What you are asked to do:
Copy out all lines in the data below containing the string "from".

[Exercise data — start]

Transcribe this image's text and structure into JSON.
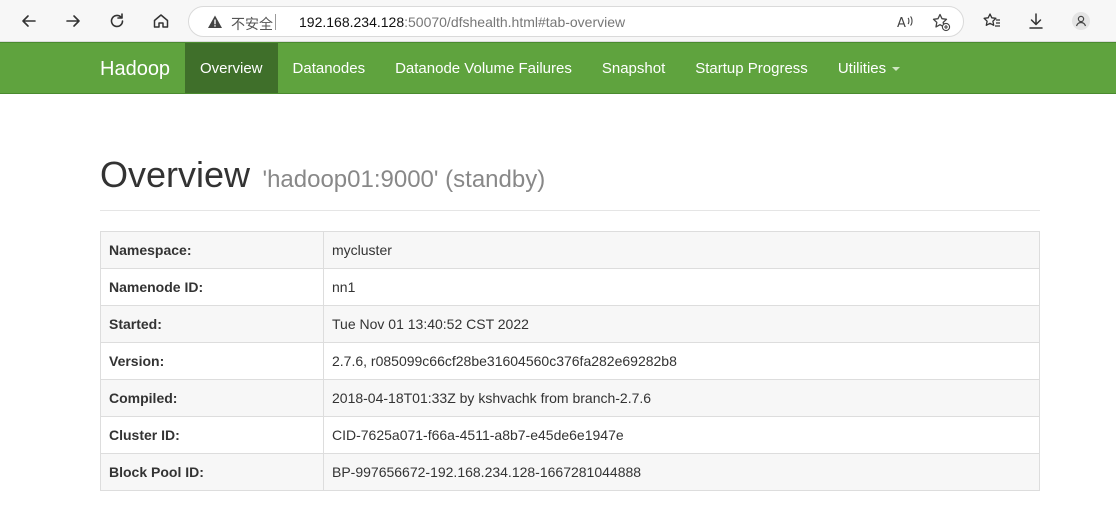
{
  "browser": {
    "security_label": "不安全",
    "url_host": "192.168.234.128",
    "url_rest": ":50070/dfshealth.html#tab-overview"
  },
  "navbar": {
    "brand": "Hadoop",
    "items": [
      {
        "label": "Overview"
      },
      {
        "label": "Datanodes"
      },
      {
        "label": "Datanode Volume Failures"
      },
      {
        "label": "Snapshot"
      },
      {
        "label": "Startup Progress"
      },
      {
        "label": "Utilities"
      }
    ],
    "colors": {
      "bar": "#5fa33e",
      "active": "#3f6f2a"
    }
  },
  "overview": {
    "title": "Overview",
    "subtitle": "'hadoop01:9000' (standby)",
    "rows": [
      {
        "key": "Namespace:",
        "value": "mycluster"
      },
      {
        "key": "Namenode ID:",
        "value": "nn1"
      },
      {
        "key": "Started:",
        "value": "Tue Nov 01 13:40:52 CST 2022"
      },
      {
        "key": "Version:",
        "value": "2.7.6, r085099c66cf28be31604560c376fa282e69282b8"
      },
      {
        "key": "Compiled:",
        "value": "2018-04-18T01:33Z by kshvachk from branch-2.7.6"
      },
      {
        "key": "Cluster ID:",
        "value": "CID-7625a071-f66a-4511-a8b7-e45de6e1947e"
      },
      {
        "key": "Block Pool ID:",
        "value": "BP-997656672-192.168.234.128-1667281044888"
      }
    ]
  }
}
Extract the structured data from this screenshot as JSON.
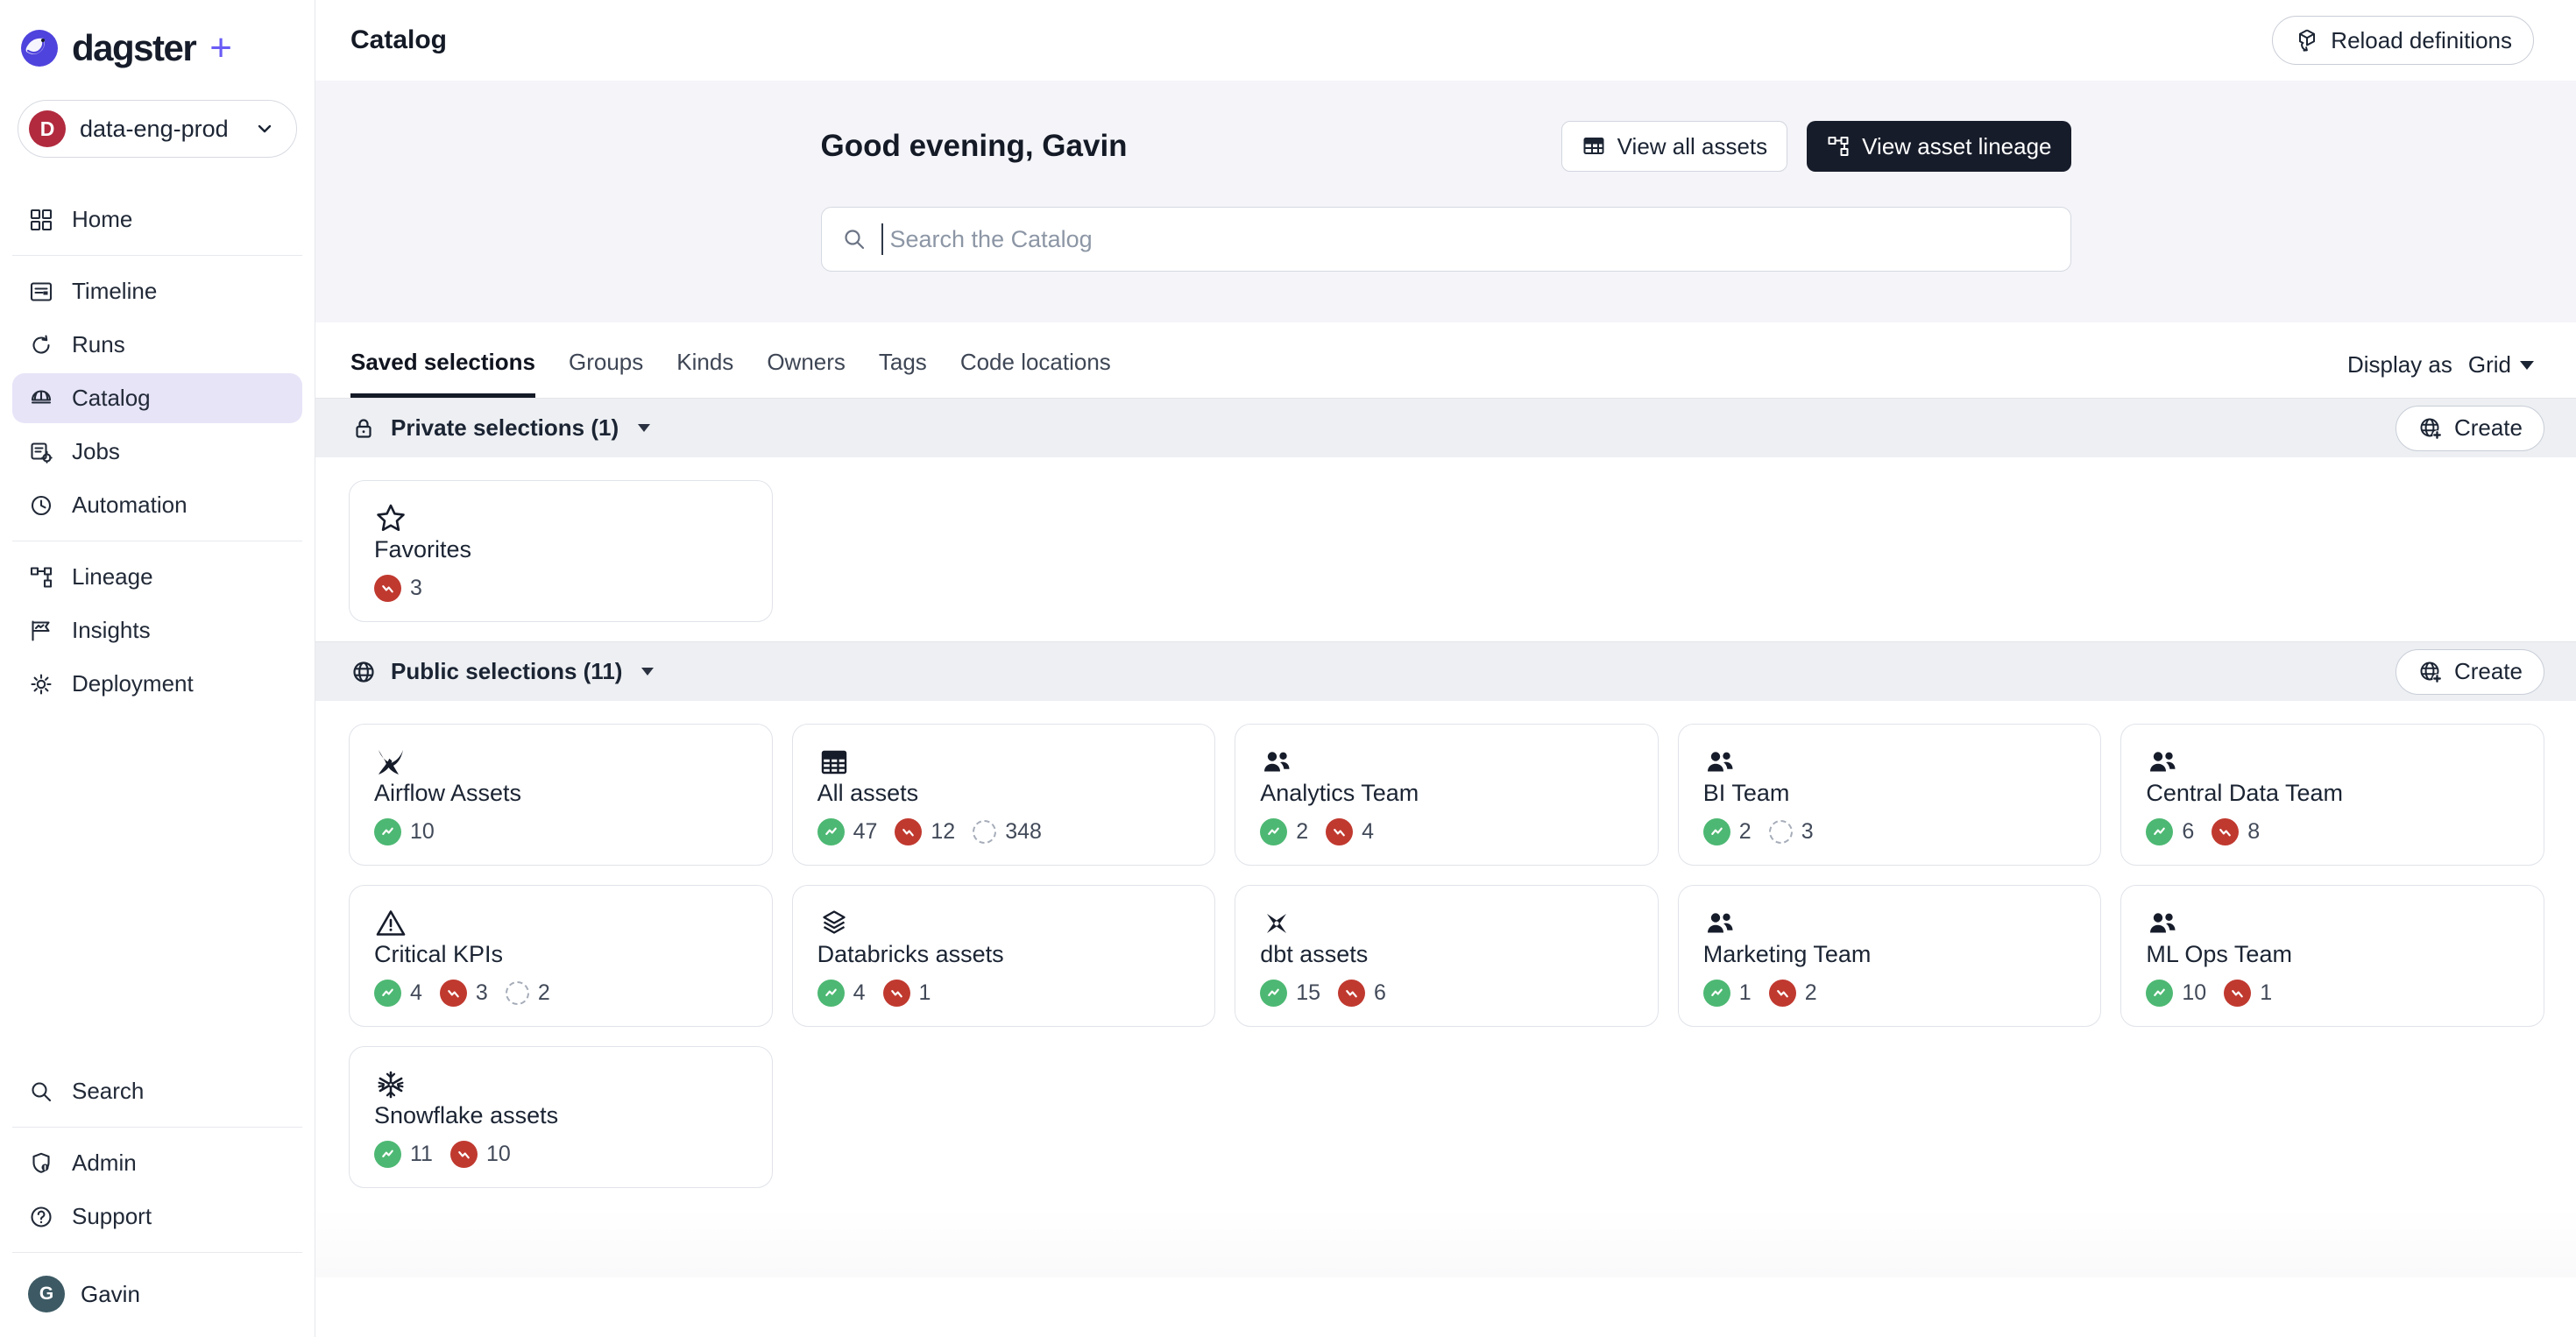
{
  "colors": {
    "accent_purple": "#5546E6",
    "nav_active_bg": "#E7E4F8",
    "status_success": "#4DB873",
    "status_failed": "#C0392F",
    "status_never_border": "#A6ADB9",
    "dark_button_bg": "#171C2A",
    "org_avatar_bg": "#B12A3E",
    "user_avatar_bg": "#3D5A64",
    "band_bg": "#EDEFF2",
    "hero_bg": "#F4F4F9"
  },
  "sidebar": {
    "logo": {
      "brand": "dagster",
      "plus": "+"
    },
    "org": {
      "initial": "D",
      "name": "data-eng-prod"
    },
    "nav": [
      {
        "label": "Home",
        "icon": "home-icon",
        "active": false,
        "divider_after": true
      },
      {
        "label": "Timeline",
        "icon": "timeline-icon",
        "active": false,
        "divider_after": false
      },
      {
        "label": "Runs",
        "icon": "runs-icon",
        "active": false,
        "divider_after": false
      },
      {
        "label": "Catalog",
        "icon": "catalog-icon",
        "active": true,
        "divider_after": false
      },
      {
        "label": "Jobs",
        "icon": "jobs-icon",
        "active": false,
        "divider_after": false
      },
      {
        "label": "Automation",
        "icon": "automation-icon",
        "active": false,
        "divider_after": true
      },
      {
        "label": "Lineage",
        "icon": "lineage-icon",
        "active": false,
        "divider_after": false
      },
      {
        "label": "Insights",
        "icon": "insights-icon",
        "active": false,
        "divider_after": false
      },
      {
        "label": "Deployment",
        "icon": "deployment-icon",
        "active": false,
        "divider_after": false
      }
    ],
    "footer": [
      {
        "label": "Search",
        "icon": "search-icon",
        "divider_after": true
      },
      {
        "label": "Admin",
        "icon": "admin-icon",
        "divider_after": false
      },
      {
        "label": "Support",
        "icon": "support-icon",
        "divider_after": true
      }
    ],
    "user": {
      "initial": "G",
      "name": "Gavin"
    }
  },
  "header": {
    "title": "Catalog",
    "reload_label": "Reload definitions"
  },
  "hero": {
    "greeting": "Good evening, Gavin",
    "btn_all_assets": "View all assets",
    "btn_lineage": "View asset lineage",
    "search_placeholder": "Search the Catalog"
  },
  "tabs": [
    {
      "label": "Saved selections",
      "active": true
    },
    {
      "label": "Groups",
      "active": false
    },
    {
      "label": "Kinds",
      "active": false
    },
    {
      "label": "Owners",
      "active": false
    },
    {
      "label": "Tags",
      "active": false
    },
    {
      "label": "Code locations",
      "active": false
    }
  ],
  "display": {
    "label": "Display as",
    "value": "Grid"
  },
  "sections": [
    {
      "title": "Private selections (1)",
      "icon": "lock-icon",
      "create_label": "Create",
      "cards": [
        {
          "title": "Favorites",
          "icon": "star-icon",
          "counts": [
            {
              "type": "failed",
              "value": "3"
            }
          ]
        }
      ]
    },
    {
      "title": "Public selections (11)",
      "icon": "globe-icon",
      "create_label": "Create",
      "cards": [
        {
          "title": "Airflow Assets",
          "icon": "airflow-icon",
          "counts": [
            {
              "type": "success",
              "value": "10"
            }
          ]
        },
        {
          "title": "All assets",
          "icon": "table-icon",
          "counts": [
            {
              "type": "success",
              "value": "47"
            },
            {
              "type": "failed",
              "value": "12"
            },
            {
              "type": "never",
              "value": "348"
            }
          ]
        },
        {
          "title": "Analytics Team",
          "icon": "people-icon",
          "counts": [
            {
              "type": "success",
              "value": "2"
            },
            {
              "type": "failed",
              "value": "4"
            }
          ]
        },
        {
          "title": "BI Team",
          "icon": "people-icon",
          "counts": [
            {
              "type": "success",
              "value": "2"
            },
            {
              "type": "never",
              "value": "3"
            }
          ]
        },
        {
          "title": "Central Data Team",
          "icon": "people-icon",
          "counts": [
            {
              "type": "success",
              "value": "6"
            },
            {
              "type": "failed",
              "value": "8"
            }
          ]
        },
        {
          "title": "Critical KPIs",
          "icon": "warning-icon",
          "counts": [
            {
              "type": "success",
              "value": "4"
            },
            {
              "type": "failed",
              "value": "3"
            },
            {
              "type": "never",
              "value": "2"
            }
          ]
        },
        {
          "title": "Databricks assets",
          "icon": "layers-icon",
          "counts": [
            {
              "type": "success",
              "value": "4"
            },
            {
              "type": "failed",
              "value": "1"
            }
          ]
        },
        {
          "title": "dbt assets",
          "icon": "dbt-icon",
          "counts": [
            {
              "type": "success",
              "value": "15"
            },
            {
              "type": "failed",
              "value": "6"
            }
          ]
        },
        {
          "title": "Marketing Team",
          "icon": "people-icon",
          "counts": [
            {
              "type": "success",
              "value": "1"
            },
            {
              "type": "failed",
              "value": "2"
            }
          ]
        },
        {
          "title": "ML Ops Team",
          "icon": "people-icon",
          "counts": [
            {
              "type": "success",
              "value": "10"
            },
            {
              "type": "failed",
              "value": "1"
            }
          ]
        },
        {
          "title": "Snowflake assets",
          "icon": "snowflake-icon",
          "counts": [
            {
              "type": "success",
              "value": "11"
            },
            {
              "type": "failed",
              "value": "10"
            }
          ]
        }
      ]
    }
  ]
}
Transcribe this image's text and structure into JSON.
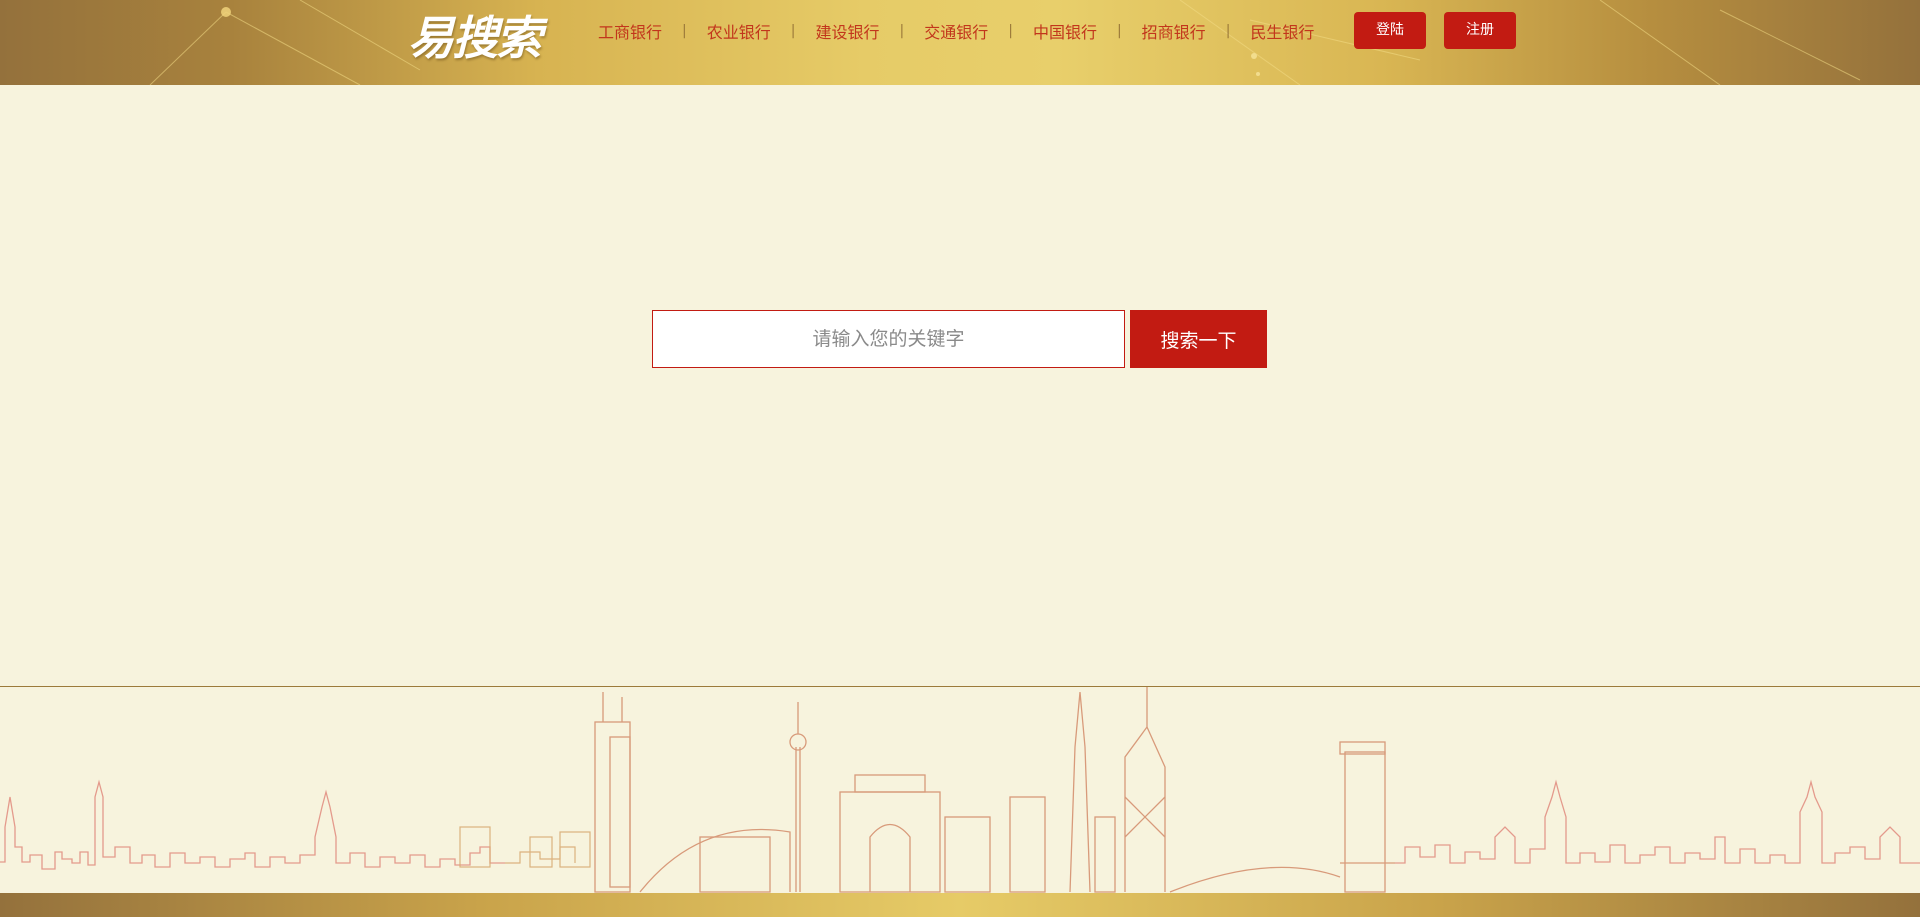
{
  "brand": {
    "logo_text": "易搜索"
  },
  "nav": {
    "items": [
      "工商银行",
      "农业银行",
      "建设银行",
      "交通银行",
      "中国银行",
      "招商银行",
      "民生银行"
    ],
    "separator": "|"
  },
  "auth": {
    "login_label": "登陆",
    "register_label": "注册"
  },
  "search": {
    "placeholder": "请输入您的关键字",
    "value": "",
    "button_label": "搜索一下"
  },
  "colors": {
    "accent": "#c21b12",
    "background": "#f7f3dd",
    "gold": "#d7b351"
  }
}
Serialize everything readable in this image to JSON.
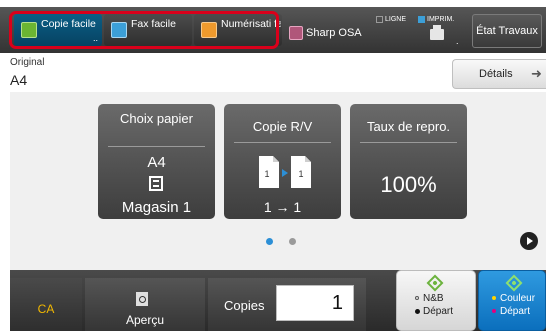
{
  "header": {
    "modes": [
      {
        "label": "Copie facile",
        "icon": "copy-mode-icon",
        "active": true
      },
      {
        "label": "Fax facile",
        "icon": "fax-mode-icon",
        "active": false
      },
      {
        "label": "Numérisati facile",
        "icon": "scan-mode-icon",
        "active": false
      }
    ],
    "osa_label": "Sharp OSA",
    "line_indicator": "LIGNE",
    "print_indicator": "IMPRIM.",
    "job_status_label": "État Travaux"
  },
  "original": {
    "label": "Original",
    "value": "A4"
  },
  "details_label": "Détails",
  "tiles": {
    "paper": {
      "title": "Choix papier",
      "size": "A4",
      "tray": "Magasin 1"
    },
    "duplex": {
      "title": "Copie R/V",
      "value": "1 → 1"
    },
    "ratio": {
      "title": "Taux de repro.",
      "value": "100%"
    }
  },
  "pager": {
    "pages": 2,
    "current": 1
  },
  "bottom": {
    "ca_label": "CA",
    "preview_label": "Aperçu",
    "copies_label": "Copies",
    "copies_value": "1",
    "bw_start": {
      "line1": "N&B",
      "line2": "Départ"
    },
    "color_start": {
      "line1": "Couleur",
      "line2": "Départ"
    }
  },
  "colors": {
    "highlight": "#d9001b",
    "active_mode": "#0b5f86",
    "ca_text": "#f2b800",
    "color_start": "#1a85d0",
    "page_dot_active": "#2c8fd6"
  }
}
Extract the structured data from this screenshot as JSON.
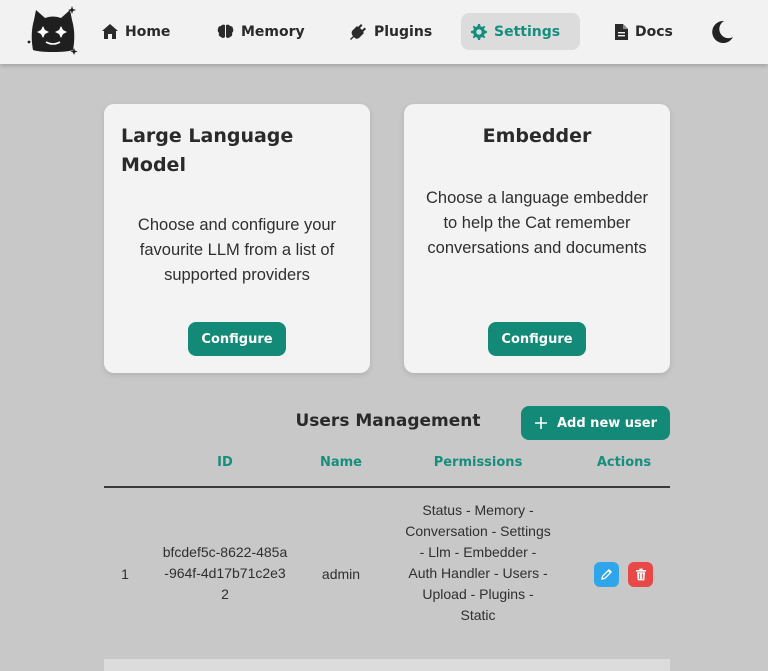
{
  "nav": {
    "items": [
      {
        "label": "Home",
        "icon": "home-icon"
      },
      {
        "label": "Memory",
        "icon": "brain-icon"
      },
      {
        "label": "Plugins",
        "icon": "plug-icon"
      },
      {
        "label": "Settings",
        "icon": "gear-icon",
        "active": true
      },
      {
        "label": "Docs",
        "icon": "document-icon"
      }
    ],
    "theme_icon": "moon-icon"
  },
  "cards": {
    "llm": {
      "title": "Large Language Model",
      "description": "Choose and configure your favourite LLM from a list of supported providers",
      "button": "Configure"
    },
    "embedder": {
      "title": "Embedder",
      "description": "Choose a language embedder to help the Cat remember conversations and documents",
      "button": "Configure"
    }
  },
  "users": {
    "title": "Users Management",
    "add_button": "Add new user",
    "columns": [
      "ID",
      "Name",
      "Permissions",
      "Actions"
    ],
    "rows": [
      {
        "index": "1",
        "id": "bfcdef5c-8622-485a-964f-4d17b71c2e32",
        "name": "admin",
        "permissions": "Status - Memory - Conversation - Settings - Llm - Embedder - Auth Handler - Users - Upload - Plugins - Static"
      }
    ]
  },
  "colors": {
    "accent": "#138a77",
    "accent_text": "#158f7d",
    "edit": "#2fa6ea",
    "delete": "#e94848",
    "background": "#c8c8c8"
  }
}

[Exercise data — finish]

Output below:
        "value": "2018-04-18T01:33Z by kshvachk from branch-2.7.6"
Extract the structured data from this screenshot as JSON.
Extract the structured data from this screenshot as JSON.
      "description": "Choose and configure your favourite LLM from a list of supported providers",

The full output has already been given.